It is difficult to appreciate how Stephen qualifies as a friend of someone who attended and approved of his murder (Acts 7:58; 22:20). Yet Stephen belonged to the very group of Israelites to whom Paul later brought the Good News: the Hellenists. These Israelites lived mainly outside of Palestine, thoroughly acculturated in the Greek language and culture of their habitat, and they practiced their traditions in a very modified way. These modifications created great difficulty for Stephen and other Hellenists who resumed residence in Jerusalem, as we read in Acts 6–7. In this account we learn who Stephen was, what he said, and how he died—all things that made a huge impression on Paul. That experience set the stage for Paul’s commissioning by the risen Jesus to evangelize Hellenists (Acts 9). In Stephen: Paul and the Hellenist Israelites, John J. Pilch reflects on Stephen as a Hellenist Israelite, a collectivistic person, a deacon (the word does not appear in Acts), and one who true to his tradition communicates with the world of God in alternate states of consciousness. Paul has much in common with Stephen, so to know Stephen is to gain a better understanding of Paul.
John J. Pilch, PhD, is professor of theology at Georgetown University in Washington, DC. He is author of numerous articles and books, including Visions and Healing in Acts of the Apostles: How the Early Believers Experienced God (Liturgical Press, 2004). He is a member of the Catholic Biblical Association of America and the International Society for Shamanistic Research, among other professional organizations.
Dr. John Pilch's Stephen is not a `deacon'-ancient or modern-but rather a Mediterranean collectivist, a Greek-speaking Hellenist-Judean honored by provoking his antagonists to violence, a minister who cares for the neglected widows among his people, and a holy man who experiences altered states of consciousness. Pilch's cultural-anthropological portrait is new and distinctive. It will tease the imagination and challenge readers to re-think the one whose terrible death changed the life of the Apostle Paul forever.

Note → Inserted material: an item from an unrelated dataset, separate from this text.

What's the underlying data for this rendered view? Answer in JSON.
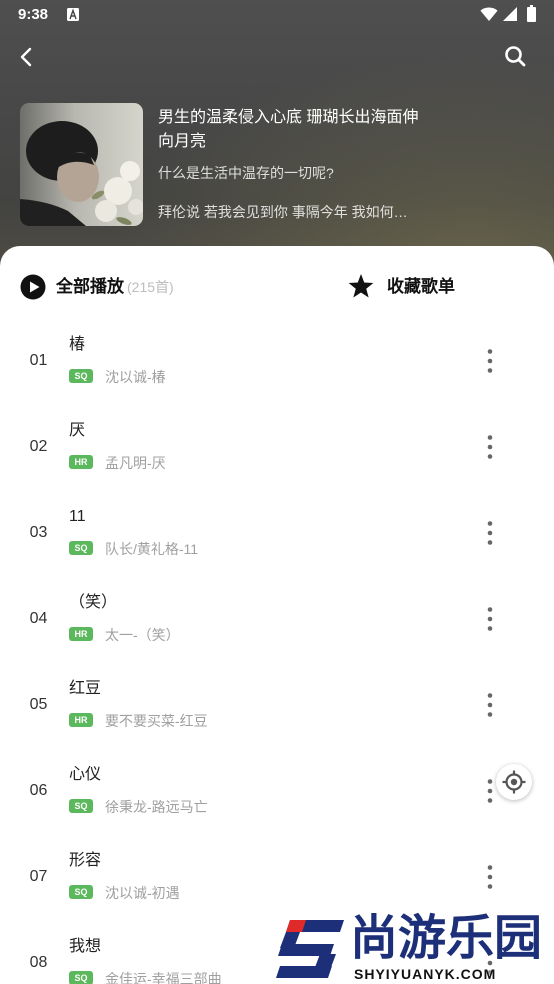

Dennic C. Duling, PhD, Canisius College, Buffalo, New York
[A]n engaging introduction to Stephen as he is portrayed in the Acts.
Catholic Library World
This book is an engaging and lucid introduction to the figure of Stephen as he is portrayed in the Acts of the Apostles. A pioneer in the development of cultural anthropological approaches to the New Testament, John Pilch places Stephen the Hellenist within the context of ancient Mediterranean collectivist society. Pilch brings his particular expertise in the study of alternate states of consciousness to bear on Stephen and his companions as holy persons who have contact with the spirit realm. Readers will come away from the book with an understanding of Stephen more grounded within his particular age and culture than many other treatments of this figure.
Alicia Batten, Associate Professor of Religion, Pacific Lutheran University
Stephen is a provocative look at the character in the Acts of the Apostles which integrates historical, grammatical, and social scientific sources to give us a fresh look at the Hellenistic martyr, which informs, corrects, and challenges the `popular' and `received' views. This is mandatory reading for those who wish to move beyond anachronistic and ethnocentric readings of the texts and contexts concerning Stephen.
Bishop F. Josephus Johnson, II; Presiding Bishop of the Beth-El Fellowship of Visionary Churches; Senior Pastor of The House of the Lord, Akron, Ohio
[I]ndispensable to students of the New Testament and to ongoing scholarship in New Testament studies.
This new series of books is a welcome and promising initiative. While Paul still continues to attract scholars' attention, his closest collaborators, friends, and relations remain all too often in the dark or are dealt with only incidentally. Yet giving proper consideration to Paul's web of social relations can help us understand the Apostle himself and his legacy.
God's Word Today
John Pilch's discussion of Stephen is by no means just another book on him. Like a householder who brings forth old and new from his store, Pilch both presents old Christian materials about Stephen and offers new cultural perspectives to interpret Luke's narrative. The result is an informed, enlightened, and innovative treatment of Stephen. Like all of Pilch's writings, this book is an accessible study, a rewarding read, and an inventive exploration. The cultural lenses for interpretation have been clearly and carefully handled. `Rich' and `rewarding' best describe this book.
Jerome Neyrey, SJ; Department of Theology, University of Notre Dame